The new Central NSW Joint Organisation of councils will be a strong voice for the region like its predecesor Centroc, but will be better placed to get results, the chairman of the organisation has said.
Central NSW launched with its inaugural meeting at NSW Parliament House last week, with a number of government ministers addressing representatives of the group, including chairman John Medcalf.
Mr Medcalf, the Lachlan Shire mayor, is the chairman of Centroc and was seen as the logical choice to also steer the new body, while Blayney mayor Scott Ferguson was elected deputy chairman.
Mr Medcalf said the group would continue to push state and federal governments on important issues such as improved road links to Sydney, better telecommunications, upgraded health facilities and continued development of regions.
While Centroc was a volunteer body, Central NSW JO is official and recognised by government, which would give it more weight with government, he said.

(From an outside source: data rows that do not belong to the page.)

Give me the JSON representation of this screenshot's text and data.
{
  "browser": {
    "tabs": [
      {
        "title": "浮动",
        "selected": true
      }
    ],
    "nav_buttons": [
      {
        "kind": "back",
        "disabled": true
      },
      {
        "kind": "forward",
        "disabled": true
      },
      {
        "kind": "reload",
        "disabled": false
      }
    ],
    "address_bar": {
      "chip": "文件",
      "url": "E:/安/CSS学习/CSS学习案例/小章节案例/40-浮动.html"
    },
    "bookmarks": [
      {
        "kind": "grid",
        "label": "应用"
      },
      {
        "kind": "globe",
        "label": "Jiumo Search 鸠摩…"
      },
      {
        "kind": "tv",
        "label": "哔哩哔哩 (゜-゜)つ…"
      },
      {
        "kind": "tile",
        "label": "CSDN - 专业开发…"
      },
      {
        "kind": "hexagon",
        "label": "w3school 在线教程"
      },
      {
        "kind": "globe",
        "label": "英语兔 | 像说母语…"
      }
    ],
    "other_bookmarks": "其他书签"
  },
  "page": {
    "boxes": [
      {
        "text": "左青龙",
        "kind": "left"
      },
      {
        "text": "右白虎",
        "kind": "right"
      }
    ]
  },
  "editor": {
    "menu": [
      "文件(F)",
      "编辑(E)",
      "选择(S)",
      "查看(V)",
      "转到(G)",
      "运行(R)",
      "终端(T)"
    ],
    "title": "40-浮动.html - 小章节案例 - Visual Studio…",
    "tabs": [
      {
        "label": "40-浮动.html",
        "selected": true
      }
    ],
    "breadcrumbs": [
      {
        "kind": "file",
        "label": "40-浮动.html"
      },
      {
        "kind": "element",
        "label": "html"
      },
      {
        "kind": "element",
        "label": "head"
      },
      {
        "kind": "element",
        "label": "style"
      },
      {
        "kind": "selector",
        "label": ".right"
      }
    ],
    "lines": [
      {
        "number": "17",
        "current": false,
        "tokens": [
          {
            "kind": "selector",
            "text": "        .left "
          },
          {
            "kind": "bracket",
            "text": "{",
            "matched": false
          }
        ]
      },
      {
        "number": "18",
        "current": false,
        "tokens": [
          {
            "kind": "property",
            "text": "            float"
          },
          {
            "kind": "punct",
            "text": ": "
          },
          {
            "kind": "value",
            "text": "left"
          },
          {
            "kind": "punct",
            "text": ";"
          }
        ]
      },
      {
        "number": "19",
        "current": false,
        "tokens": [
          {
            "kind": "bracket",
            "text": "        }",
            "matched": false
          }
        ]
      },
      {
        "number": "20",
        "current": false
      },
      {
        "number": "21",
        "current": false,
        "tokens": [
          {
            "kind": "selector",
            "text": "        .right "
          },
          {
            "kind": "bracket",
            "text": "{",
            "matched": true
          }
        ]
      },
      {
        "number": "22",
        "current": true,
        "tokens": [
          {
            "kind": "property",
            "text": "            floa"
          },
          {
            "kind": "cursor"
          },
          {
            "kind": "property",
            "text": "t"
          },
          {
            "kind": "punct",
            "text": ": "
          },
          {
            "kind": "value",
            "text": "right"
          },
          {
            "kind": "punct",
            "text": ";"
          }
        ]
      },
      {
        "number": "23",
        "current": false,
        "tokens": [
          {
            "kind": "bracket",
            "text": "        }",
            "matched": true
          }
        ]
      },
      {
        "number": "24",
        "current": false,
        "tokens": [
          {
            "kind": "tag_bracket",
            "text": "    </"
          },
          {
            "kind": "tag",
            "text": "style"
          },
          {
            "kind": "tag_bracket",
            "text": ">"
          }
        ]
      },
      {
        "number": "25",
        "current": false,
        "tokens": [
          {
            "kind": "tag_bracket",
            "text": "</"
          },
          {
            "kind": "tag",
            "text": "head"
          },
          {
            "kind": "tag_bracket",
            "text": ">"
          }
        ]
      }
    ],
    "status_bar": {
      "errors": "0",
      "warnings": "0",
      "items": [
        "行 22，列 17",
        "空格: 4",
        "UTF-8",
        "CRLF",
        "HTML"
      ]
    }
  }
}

“The interaction with government will also be better. We had eight ministers come through the room [at launch] and speak to us and we think that is a sign of the communication we can expect going forward,” Mr Medcalf said.

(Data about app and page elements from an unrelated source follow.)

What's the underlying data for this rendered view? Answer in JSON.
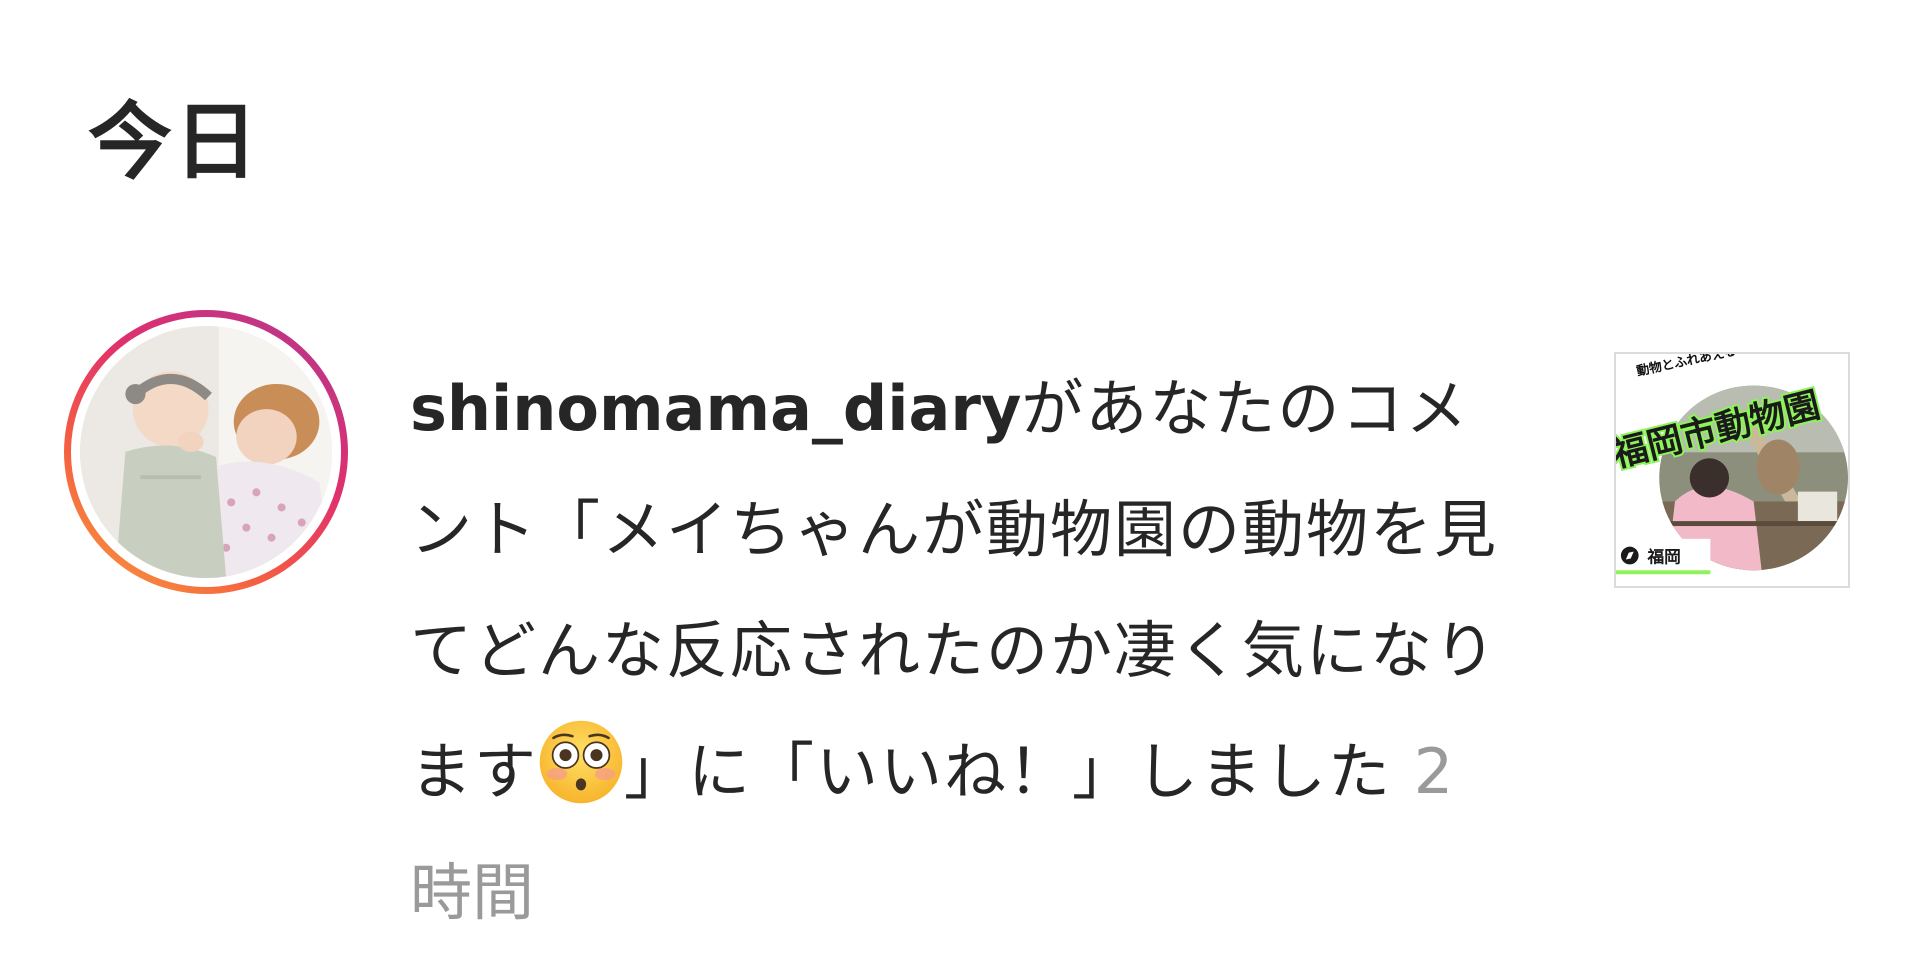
{
  "section": {
    "heading": "今日"
  },
  "notification": {
    "avatar": {
      "icon": "profile-photo",
      "ring_colors": [
        "#f9a33c",
        "#f56040",
        "#e1306c",
        "#c13584"
      ]
    },
    "username": "shinomama_diary",
    "text_before_emoji": "があなたのコメント「メイちゃんが動物園の動物を見てどんな反応されたのか凄く気になります",
    "emoji": "flushed-face-emoji",
    "text_after_emoji": "」に「いいね！」しました ",
    "time": "2時間",
    "post_thumbnail": {
      "caption_small": "動物とふれあえる",
      "title": "福岡市動物園",
      "location_icon": "compass-icon",
      "location": "福岡"
    }
  }
}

There are 10 member councils in the Central NSW JO: Bathurst Regional Council, Blayney Shire Council, Cabonne Council, Cowra Shire Council, Forbes Shire Council, Lachlan Shire Council, Oberon Shire Council, Orange City Council, Parkes Shire Council and Weddin Shire Council.

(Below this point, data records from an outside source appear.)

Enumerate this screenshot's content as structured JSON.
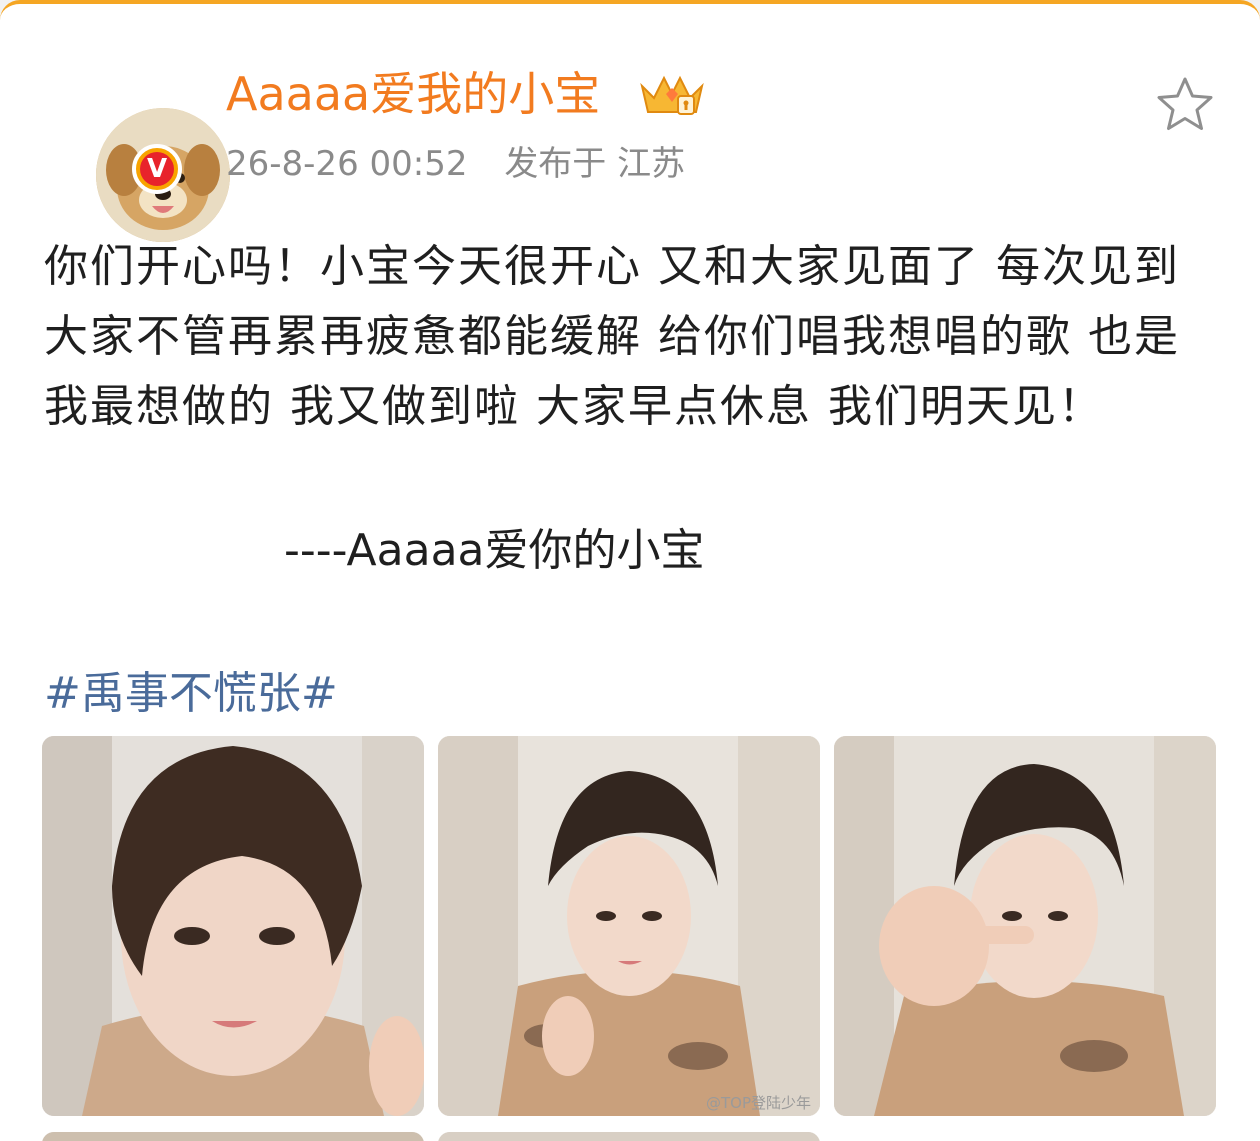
{
  "post": {
    "username": "Aaaaa爱我的小宝",
    "timestamp": "26-8-26 00:52",
    "published_label": "发布于 江苏",
    "body": "你们开心吗！小宝今天很开心 又和大家见面了 每次见到大家不管再累再疲惫都能缓解 给你们唱我想唱的歌 也是我最想做的 我又做到啦 大家早点休息 我们明天见！",
    "signature": "----Aaaaa爱你的小宝",
    "topic": "#禹事不慌张#",
    "verified_badge": "V",
    "watermark": "@TOP登陆少年"
  },
  "icons": {
    "favorite": "star-outline-icon",
    "member": "crown-badge-icon",
    "verified": "verified-v-icon"
  },
  "colors": {
    "username": "#f27b1f",
    "topic": "#4a6b9a",
    "accent_border": "#f5a623",
    "verified": "#e8232b"
  }
}
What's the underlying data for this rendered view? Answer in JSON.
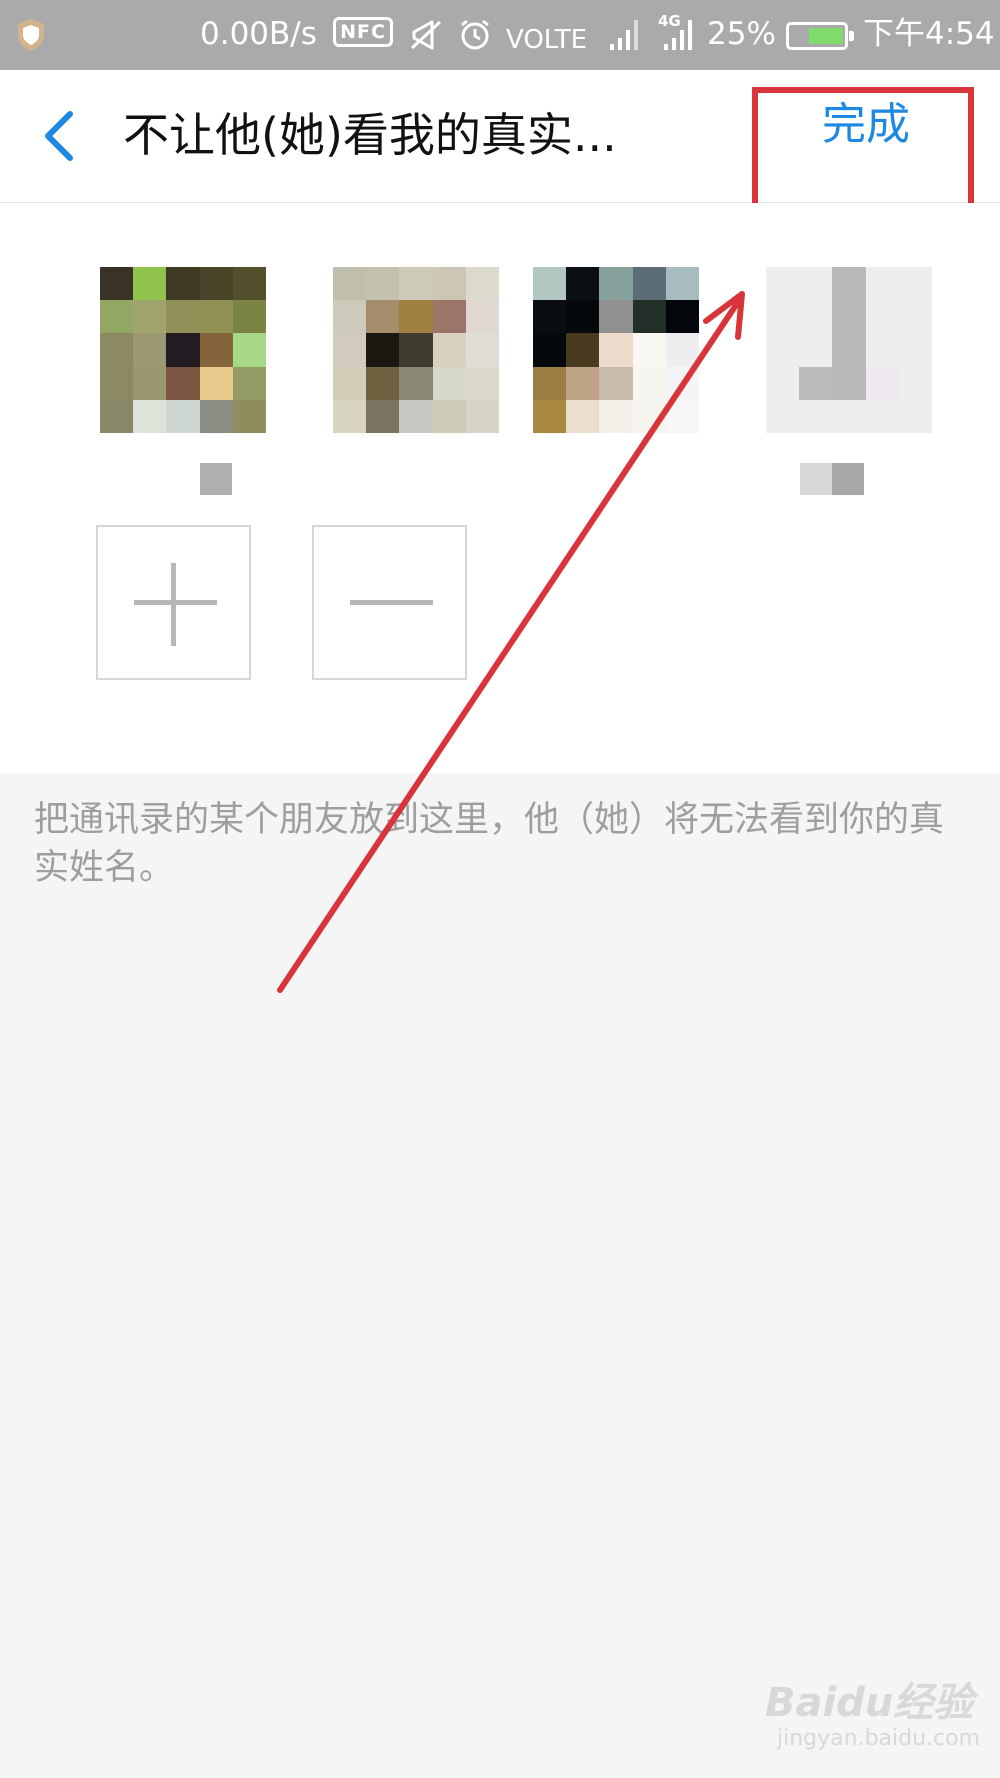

Central Tablelands Water and the Department of Premier and Cabinet are also associate members.
There have been changes to the boundaries of the new body compared to Centroc. The state government has made it mandatory for JOs to follow the boundaries of Planning Regions, with only councils in that region able to be a full member.
Hilltops Council falls outside the Central NSW planning region and will join a South NSW JO when it is formed. However they will remain an informal part of the Central NSW JO and will be involved in discussions where relevant, Mr Medcalf said.
And while Mid-Western Regional Council was part of the pilot organisation, it will join an Orana JO when it is formed in the future.
The other major change from Centroc members was Lithgow council’s decision not to be involved. Mr Medcalf said it would be a decision Lithgow could regret but said it wasn’t too late for them to sign up.
“It is still possible for Lithgow to join. We wouldn’t shut the door on them. It’s sad they decided not to be involved but it wasn’t from a lack of trying on our part,” he said.
“In my opinion it is a decision that will hurt them.
“The government has already provided capital to become a JO and there is the remainder of the money from amalgamations that will flow to JOs so that money will benefit members.”